The firm’s role: Crowell & Moring served as co-counsel in this major civil rights action, representing the NAACP and 42 individual plaintiffs in litigation against Cracker Barrel Old Country Stores, Inc., alleging discriminatory treatment of African-American customers by dozens of Cracker Barrel restaurants across the country.

Resolution: Cracker Barrel settled on September 9, 2004, providing significant injunctive relief and payments for the individual plaintiffs. The consent order required new training programs, an enhanced system to investigate and resolve customer complaints of discrimination, and an outside auditor to oversee implementation of nondiscrimination policies and procedures.

Resolving decades of discrimination for black farmers (2008)

Summary: Almost 10 years after the historic Pigford settlement, the largest civil rights settlement in U.S. history, more than 70,000 black farmers from across the country who had sought to participate in that settlement were excluded because their requests were filed after the deadline. By 2008, Congress had addressed the issue by appropriating limited funds ($100 million) to pay the claims of eligible farmers.

The firm’s role: Crowell & Moring represented the farmers as they advanced claims within the structural and fiscal limitations imposed by Congress. Shortly after the 2008 legislation, 23 complaints had been filed on behalf of approximately 40,000 plaintiffs. Knowing the clients would not benefit from individual adjudications of their claims in court, the firm negotiated a class settlement with the USDA and advocated for additional funding from Congress.

Resolution: The class was certified and the settlement approved, and Congress appropriated an additional $1.25 billion in funding. As a result, approximately 18,000 black farmers received a check in remedy for the discrimination they suffered.

Providing relief for tourists suffering unequal treatment (2011)

Summary: Dating back to the 1980s, Memorial Day Weekend became known as “Black Bike Week” (BBW) in Myrtle Beach, S.C. as the number of African-American bikers and tourists steadily increased. In response to this, an area resort began implementing discriminatory practices and policies at its property during BBW, which were not applied in the preceding week, known as “Harley Week,” when predominately white tourists visited.

The firm’s role: In 2008, Crowell & Moring filed a class action lawsuit on behalf of African-American hotel guests that had to abide by discriminatory regulations, rates, and rules during BBW at the Myrtle Beach resort.

Resolution: The parties finalized a settlement agreement in 2011 that provided injunctive relief and monetary payment to the victims of discrimination.

Securing fair housing for Latino mobile home park tenants (2016)

Summary: Latino residents of a mobile home park in Richmond, Va., faced a barrage of harassing and discriminatory conduct from the park manager, who subjected them to ethnic slurs, threats to “call Immigration,” arbitrary enforcement of park rules against Latino tenants but not white tenants, and destruction of personal property. 

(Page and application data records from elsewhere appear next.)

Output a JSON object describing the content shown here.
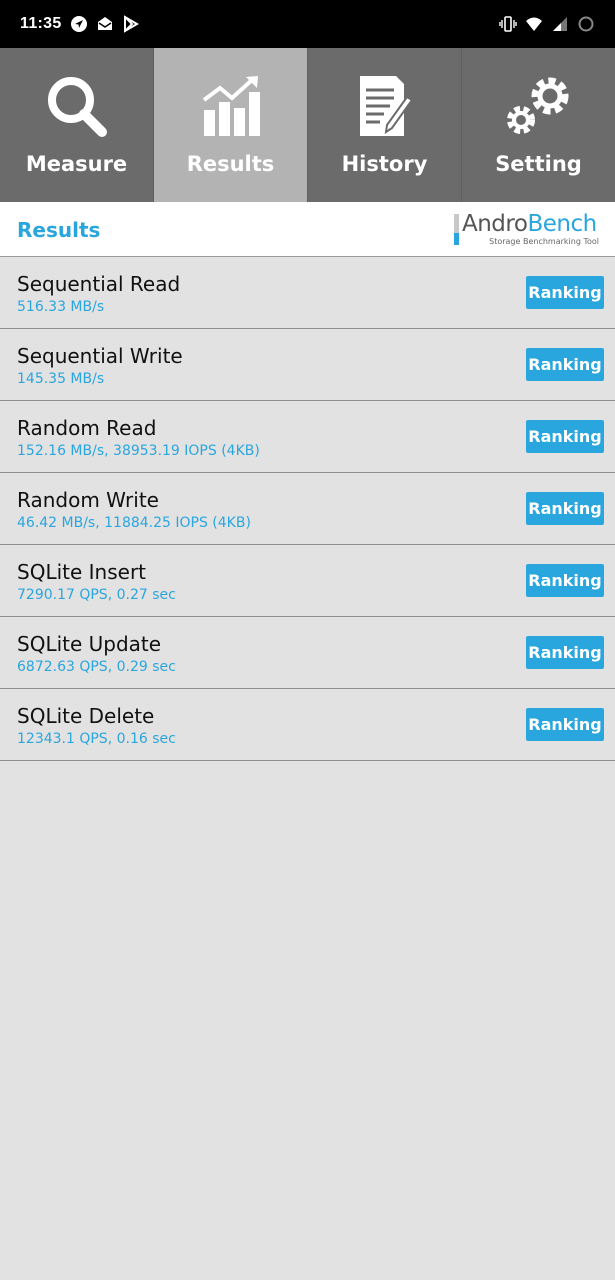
{
  "status_bar": {
    "time": "11:35",
    "icons_left": [
      "navigation-icon",
      "mail-icon",
      "play-store-icon"
    ],
    "icons_right": [
      "vibrate-icon",
      "wifi-icon",
      "signal-icon",
      "battery-icon"
    ]
  },
  "tabs": [
    {
      "label": "Measure",
      "icon": "magnifier-icon",
      "active": false
    },
    {
      "label": "Results",
      "icon": "chart-icon",
      "active": true
    },
    {
      "label": "History",
      "icon": "document-icon",
      "active": false
    },
    {
      "label": "Setting",
      "icon": "gears-icon",
      "active": false
    }
  ],
  "header": {
    "title": "Results",
    "logo_andro": "Andro",
    "logo_bench": "Bench",
    "logo_tagline": "Storage Benchmarking Tool"
  },
  "results": [
    {
      "name": "Sequential Read",
      "value": "516.33 MB/s",
      "button": "Ranking"
    },
    {
      "name": "Sequential Write",
      "value": "145.35 MB/s",
      "button": "Ranking"
    },
    {
      "name": "Random Read",
      "value": "152.16 MB/s, 38953.19 IOPS (4KB)",
      "button": "Ranking"
    },
    {
      "name": "Random Write",
      "value": "46.42 MB/s, 11884.25 IOPS (4KB)",
      "button": "Ranking"
    },
    {
      "name": "SQLite Insert",
      "value": "7290.17 QPS, 0.27 sec",
      "button": "Ranking"
    },
    {
      "name": "SQLite Update",
      "value": "6872.63 QPS, 0.29 sec",
      "button": "Ranking"
    },
    {
      "name": "SQLite Delete",
      "value": "12343.1 QPS, 0.16 sec",
      "button": "Ranking"
    }
  ],
  "colors": {
    "accent": "#2aa6de",
    "tab_bg": "#6b6b6b",
    "tab_active_bg": "#b3b3b3",
    "list_bg": "#e2e2e2"
  }
}
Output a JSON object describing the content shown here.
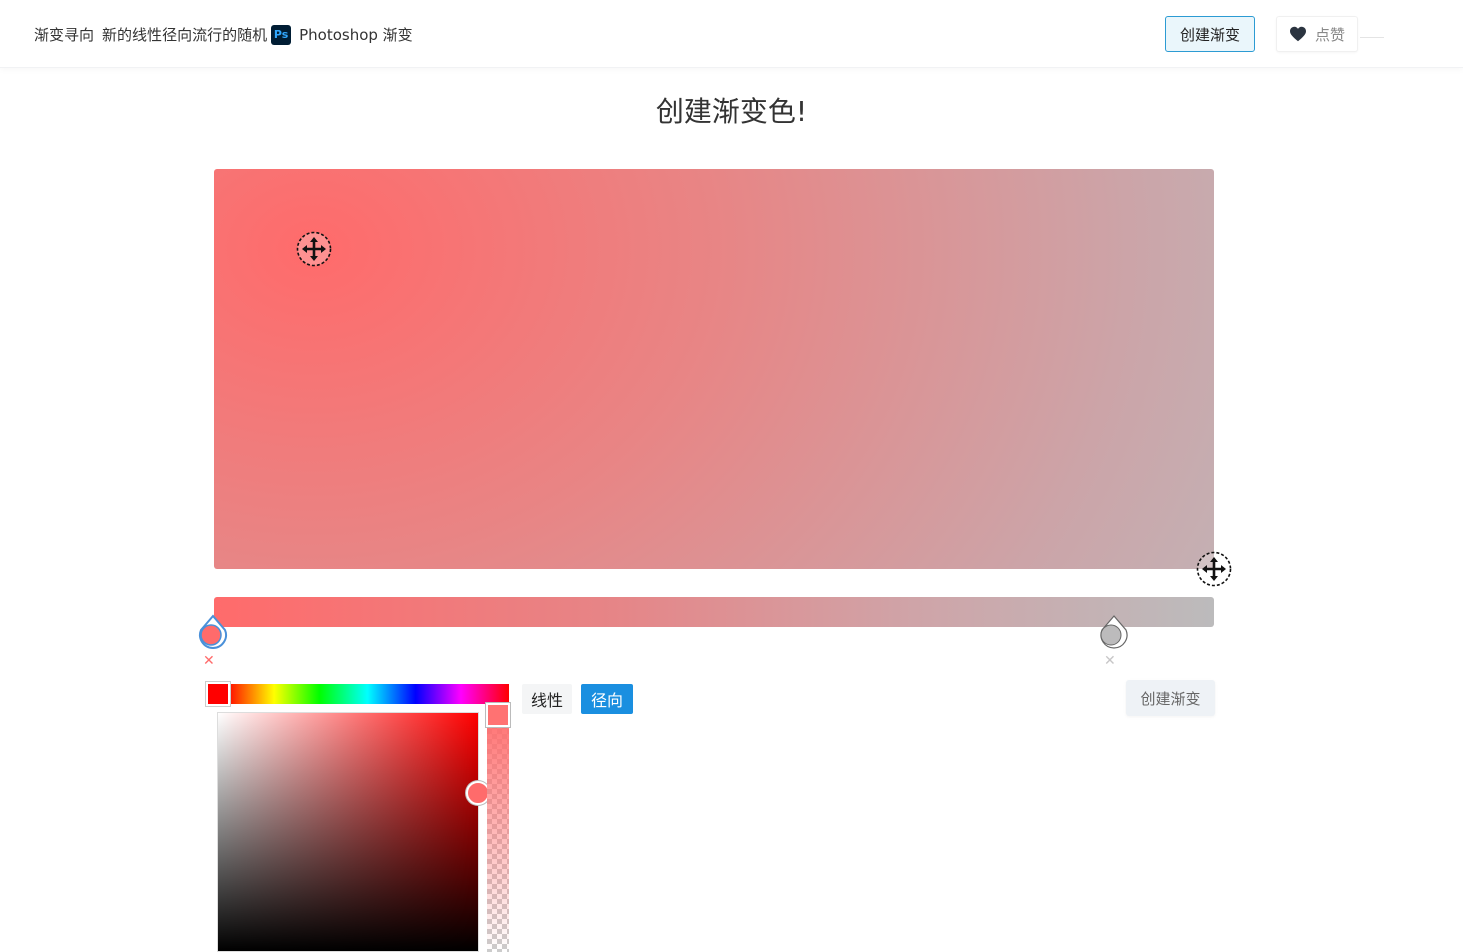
{
  "header": {
    "nav_items": [
      "渐变",
      "寻向",
      "新的",
      "线性",
      "径向",
      "流行的",
      "随机"
    ],
    "ps_icon_label": "Ps",
    "photoshop_link": "Photoshop 渐变",
    "create_button": "创建渐变",
    "like_button": "点赞"
  },
  "main": {
    "title": "创建渐变色!",
    "create_button": "创建渐变"
  },
  "gradient": {
    "type_options": [
      "线性",
      "径向"
    ],
    "selected_type": "径向",
    "stops": [
      {
        "color": "#ff6b6b",
        "position": 0
      },
      {
        "color": "#bcbbbc",
        "position": 90
      }
    ],
    "delete_glyph": "✕"
  },
  "color_picker": {
    "hue_color": "#ff0000",
    "selected_color": "#ff6b6b"
  },
  "colors": {
    "accent": "#1a8fe0",
    "primary_border": "#2c9bd3"
  }
}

The firm’s role: Crowell & Moring, in partnership with the Legal Aid Justice Center, filed suit in the Eastern District of Virginia against the park owners on behalf of several of their tenants. The suit alleged that the owners violated the federal Fair Housing Act and several Virginia tenant protection statutes, and that these violations created a culture of fear at the mobile home park.

Resolution: After a hard-fought all-day mediation, the park owners agreed to terminate the park manager, hire a new manager who spoke Spanish, offer year-long leases to all tenants, revise certain park rules and regulations, and pay five Latino families a confidential monetary award.